The governing body of Claremont High School approved the school's conversion to an academy after campaigners claimed the headteacher had doors padlocked, brought in extra security and made areas of the school no go areas to prevent lobbying by parents and staff unhappy with the what they see as lack of consultation and accountability. The decision is controversial because nearly three quarters of all staff, teaching and non teaching, at the school had voted NO in an independently overseen secret ballot. The school has now written to parents to say the school will be an academy from April 1st.
Parents who turned up to a meeting organised by the unions on Wednesday had voiced concerns that they had not had the opportunity for proper consultation. There had been no meeting where they could have heard pros and cons, asked questions and debated the issue. Therefore the next day the Headteacher received many emails from parents asking for a delay in making a decision until consultation in the form of a meeting for all parents had taken place and some asking for a ballot similar to the staff one.
Comments from the emails included:
“We are concerned that there has been no consultation with any parents or any concrete information indicating what implications these changes would have for the future.”
“As parents, we think it would be democratic if there was a meeting and a ballot with the parents of the school before any final decisions are made.”
“An e-mail … voicing our concerns ... you failed to respond, thereby confirming our suspicions that there would be no meaningful consultation over these plans.”
“As you are aware the majority of staff have objected to this application . There must a very good reason as to why so many of them feel so strongly.”
“I do not feel I have been properly informed about this change and DO NOT wish for this important change to happen without more discussion.”
Parents were astounded that they were not allowed into the school yesterday to make these points in person. They told staff outside the school gates, who earlier had been banned from lobbying the meeting or even delivering letters appealing for a delay, that it was appalling that parents could be treated in this way. They felt it was undemocratic and demeaning to treat the parents of the children who have made Claremont an outstanding school in such a manner.
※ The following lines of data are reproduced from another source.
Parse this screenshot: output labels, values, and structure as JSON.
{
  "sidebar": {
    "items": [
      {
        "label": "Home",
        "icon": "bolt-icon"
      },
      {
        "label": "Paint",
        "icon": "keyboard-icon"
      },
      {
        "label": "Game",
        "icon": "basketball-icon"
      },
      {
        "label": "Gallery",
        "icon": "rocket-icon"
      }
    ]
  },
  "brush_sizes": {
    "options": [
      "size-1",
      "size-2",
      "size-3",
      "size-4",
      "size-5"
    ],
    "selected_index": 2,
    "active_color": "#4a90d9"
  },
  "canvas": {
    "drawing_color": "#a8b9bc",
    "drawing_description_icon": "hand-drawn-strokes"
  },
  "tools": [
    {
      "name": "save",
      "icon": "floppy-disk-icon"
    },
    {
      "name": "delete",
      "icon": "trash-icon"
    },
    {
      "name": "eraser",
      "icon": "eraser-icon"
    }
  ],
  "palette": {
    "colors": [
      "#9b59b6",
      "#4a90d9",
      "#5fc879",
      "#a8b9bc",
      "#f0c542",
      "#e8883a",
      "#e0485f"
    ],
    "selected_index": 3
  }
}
The unions had written to the Headteacher and Chair of Governors stating that there would be industrial and legal action unless the decision was delayed as the governors had not followed the proper legal processes during consultation.
Claremont Teaching Unions' Appeal to Governors HERE